**EXERCISE DESCRIPTION**. Copy out each line below verbatim, skipping any picture.

(Web page and app entries)
________________________________________

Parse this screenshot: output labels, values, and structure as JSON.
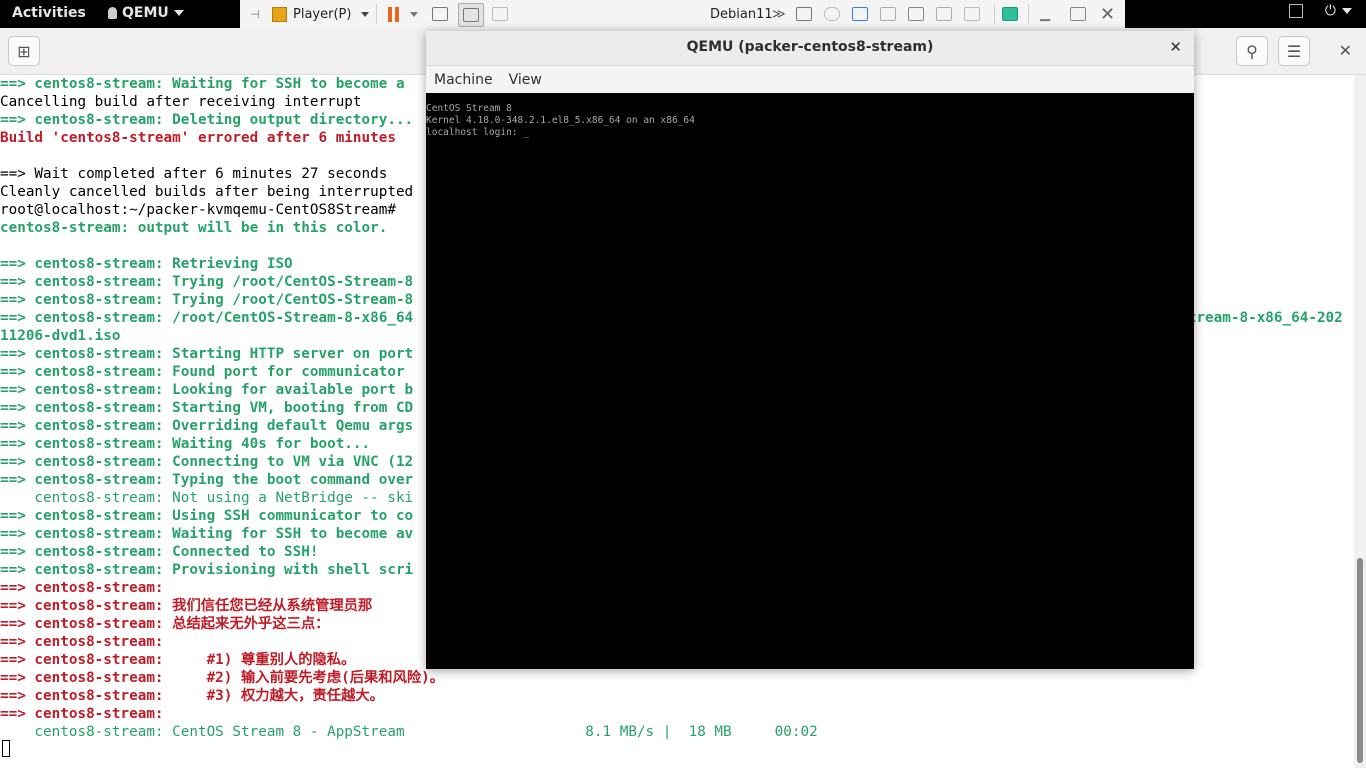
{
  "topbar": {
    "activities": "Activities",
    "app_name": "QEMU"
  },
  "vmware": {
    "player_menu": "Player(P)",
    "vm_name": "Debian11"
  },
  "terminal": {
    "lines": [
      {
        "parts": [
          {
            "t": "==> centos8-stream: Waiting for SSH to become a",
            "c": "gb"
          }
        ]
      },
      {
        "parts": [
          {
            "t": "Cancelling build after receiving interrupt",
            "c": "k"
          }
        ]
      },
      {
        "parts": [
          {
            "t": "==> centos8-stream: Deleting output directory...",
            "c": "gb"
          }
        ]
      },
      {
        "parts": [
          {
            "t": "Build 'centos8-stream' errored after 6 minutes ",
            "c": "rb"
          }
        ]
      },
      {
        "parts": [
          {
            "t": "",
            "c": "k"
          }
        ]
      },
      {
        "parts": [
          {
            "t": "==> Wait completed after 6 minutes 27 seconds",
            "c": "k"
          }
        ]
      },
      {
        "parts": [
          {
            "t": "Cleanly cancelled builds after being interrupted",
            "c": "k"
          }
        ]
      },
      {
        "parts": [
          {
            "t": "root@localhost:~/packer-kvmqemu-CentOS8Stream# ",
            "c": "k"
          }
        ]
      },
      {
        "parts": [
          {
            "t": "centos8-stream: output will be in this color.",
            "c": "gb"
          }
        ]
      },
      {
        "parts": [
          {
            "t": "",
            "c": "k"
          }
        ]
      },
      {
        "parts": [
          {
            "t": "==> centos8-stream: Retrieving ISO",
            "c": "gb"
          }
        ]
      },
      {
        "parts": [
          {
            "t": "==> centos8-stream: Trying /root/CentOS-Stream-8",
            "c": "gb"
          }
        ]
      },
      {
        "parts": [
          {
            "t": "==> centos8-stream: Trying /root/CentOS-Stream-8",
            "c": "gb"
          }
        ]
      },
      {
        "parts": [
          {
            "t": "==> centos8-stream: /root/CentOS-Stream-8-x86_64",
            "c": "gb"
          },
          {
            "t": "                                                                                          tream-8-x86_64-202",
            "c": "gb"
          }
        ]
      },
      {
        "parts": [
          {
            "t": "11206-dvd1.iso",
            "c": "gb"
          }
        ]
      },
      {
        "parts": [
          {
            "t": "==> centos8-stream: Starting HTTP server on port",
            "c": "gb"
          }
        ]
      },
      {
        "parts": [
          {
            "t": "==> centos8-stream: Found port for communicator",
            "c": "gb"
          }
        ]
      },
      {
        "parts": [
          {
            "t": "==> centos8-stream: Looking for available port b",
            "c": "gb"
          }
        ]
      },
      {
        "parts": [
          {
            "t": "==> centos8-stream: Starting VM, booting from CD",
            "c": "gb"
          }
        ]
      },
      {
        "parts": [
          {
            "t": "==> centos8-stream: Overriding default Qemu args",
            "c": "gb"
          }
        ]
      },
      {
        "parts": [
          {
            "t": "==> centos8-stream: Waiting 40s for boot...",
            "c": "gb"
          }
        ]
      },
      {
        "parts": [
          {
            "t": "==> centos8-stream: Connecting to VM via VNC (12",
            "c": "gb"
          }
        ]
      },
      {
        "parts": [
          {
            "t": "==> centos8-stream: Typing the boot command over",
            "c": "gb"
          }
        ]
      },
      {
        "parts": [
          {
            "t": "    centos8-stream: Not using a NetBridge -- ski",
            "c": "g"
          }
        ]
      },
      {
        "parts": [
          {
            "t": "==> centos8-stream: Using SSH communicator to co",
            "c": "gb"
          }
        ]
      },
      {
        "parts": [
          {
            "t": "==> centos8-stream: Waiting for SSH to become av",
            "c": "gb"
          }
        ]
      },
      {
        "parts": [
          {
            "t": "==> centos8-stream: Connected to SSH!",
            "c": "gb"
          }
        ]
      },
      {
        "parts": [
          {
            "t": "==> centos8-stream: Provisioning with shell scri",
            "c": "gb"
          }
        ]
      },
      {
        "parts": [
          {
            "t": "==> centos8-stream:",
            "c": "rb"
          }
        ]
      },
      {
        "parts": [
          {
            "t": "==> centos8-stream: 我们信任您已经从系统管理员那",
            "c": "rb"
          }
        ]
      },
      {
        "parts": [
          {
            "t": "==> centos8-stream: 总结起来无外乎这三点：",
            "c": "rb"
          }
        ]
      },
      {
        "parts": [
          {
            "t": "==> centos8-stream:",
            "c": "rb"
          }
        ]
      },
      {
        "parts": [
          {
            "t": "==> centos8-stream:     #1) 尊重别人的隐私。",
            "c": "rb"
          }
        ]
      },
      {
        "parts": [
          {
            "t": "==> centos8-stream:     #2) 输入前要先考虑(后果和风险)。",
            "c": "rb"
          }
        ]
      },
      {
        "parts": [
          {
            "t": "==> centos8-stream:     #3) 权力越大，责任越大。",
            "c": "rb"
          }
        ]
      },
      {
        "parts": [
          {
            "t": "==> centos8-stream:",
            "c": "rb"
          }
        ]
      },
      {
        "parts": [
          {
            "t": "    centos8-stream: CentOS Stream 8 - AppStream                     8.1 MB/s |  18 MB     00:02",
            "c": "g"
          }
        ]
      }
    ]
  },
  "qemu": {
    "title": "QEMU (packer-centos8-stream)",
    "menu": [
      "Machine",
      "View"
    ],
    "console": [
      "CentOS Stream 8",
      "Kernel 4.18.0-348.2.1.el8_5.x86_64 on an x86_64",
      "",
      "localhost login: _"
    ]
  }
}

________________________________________

**RESPONSE AREA**.
Parse this screenshot: output labels, values, and structure as JSON.
{
  "topbar": {
    "activities": "Activities",
    "app_name": "QEMU"
  },
  "vmware": {
    "player_menu": "Player(P)",
    "vm_name": "Debian11"
  },
  "terminal": {
    "lines": [
      {
        "parts": [
          {
            "t": "==> centos8-stream: Waiting for SSH to become a",
            "c": "gb"
          }
        ]
      },
      {
        "parts": [
          {
            "t": "Cancelling build after receiving interrupt",
            "c": "k"
          }
        ]
      },
      {
        "parts": [
          {
            "t": "==> centos8-stream: Deleting output directory...",
            "c": "gb"
          }
        ]
      },
      {
        "parts": [
          {
            "t": "Build 'centos8-stream' errored after 6 minutes ",
            "c": "rb"
          }
        ]
      },
      {
        "parts": [
          {
            "t": "",
            "c": "k"
          }
        ]
      },
      {
        "parts": [
          {
            "t": "==> Wait completed after 6 minutes 27 seconds",
            "c": "k"
          }
        ]
      },
      {
        "parts": [
          {
            "t": "Cleanly cancelled builds after being interrupted",
            "c": "k"
          }
        ]
      },
      {
        "parts": [
          {
            "t": "root@localhost:~/packer-kvmqemu-CentOS8Stream# ",
            "c": "k"
          }
        ]
      },
      {
        "parts": [
          {
            "t": "centos8-stream: output will be in this color.",
            "c": "gb"
          }
        ]
      },
      {
        "parts": [
          {
            "t": "",
            "c": "k"
          }
        ]
      },
      {
        "parts": [
          {
            "t": "==> centos8-stream: Retrieving ISO",
            "c": "gb"
          }
        ]
      },
      {
        "parts": [
          {
            "t": "==> centos8-stream: Trying /root/CentOS-Stream-8",
            "c": "gb"
          }
        ]
      },
      {
        "parts": [
          {
            "t": "==> centos8-stream: Trying /root/CentOS-Stream-8",
            "c": "gb"
          }
        ]
      },
      {
        "parts": [
          {
            "t": "==> centos8-stream: /root/CentOS-Stream-8-x86_64",
            "c": "gb"
          },
          {
            "t": "                                                                                          tream-8-x86_64-202",
            "c": "gb"
          }
        ]
      },
      {
        "parts": [
          {
            "t": "11206-dvd1.iso",
            "c": "gb"
          }
        ]
      },
      {
        "parts": [
          {
            "t": "==> centos8-stream: Starting HTTP server on port",
            "c": "gb"
          }
        ]
      },
      {
        "parts": [
          {
            "t": "==> centos8-stream: Found port for communicator",
            "c": "gb"
          }
        ]
      },
      {
        "parts": [
          {
            "t": "==> centos8-stream: Looking for available port b",
            "c": "gb"
          }
        ]
      },
      {
        "parts": [
          {
            "t": "==> centos8-stream: Starting VM, booting from CD",
            "c": "gb"
          }
        ]
      },
      {
        "parts": [
          {
            "t": "==> centos8-stream: Overriding default Qemu args",
            "c": "gb"
          }
        ]
      },
      {
        "parts": [
          {
            "t": "==> centos8-stream: Waiting 40s for boot...",
            "c": "gb"
          }
        ]
      },
      {
        "parts": [
          {
            "t": "==> centos8-stream: Connecting to VM via VNC (12",
            "c": "gb"
          }
        ]
      },
      {
        "parts": [
          {
            "t": "==> centos8-stream: Typing the boot command over",
            "c": "gb"
          }
        ]
      },
      {
        "parts": [
          {
            "t": "    centos8-stream: Not using a NetBridge -- ski",
            "c": "g"
          }
        ]
      },
      {
        "parts": [
          {
            "t": "==> centos8-stream: Using SSH communicator to co",
            "c": "gb"
          }
        ]
      },
      {
        "parts": [
          {
            "t": "==> centos8-stream: Waiting for SSH to become av",
            "c": "gb"
          }
        ]
      },
      {
        "parts": [
          {
            "t": "==> centos8-stream: Connected to SSH!",
            "c": "gb"
          }
        ]
      },
      {
        "parts": [
          {
            "t": "==> centos8-stream: Provisioning with shell scri",
            "c": "gb"
          }
        ]
      },
      {
        "parts": [
          {
            "t": "==> centos8-stream:",
            "c": "rb"
          }
        ]
      },
      {
        "parts": [
          {
            "t": "==> centos8-stream: 我们信任您已经从系统管理员那",
            "c": "rb"
          }
        ]
      },
      {
        "parts": [
          {
            "t": "==> centos8-stream: 总结起来无外乎这三点：",
            "c": "rb"
          }
        ]
      },
      {
        "parts": [
          {
            "t": "==> centos8-stream:",
            "c": "rb"
          }
        ]
      },
      {
        "parts": [
          {
            "t": "==> centos8-stream:     #1) 尊重别人的隐私。",
            "c": "rb"
          }
        ]
      },
      {
        "parts": [
          {
            "t": "==> centos8-stream:     #2) 输入前要先考虑(后果和风险)。",
            "c": "rb"
          }
        ]
      },
      {
        "parts": [
          {
            "t": "==> centos8-stream:     #3) 权力越大，责任越大。",
            "c": "rb"
          }
        ]
      },
      {
        "parts": [
          {
            "t": "==> centos8-stream:",
            "c": "rb"
          }
        ]
      },
      {
        "parts": [
          {
            "t": "    centos8-stream: CentOS Stream 8 - AppStream                     8.1 MB/s |  18 MB     00:02",
            "c": "g"
          }
        ]
      }
    ]
  },
  "qemu": {
    "title": "QEMU (packer-centos8-stream)",
    "menu": [
      "Machine",
      "View"
    ],
    "console": [
      "CentOS Stream 8",
      "Kernel 4.18.0-348.2.1.el8_5.x86_64 on an x86_64",
      "",
      "localhost login: _"
    ]
  }
}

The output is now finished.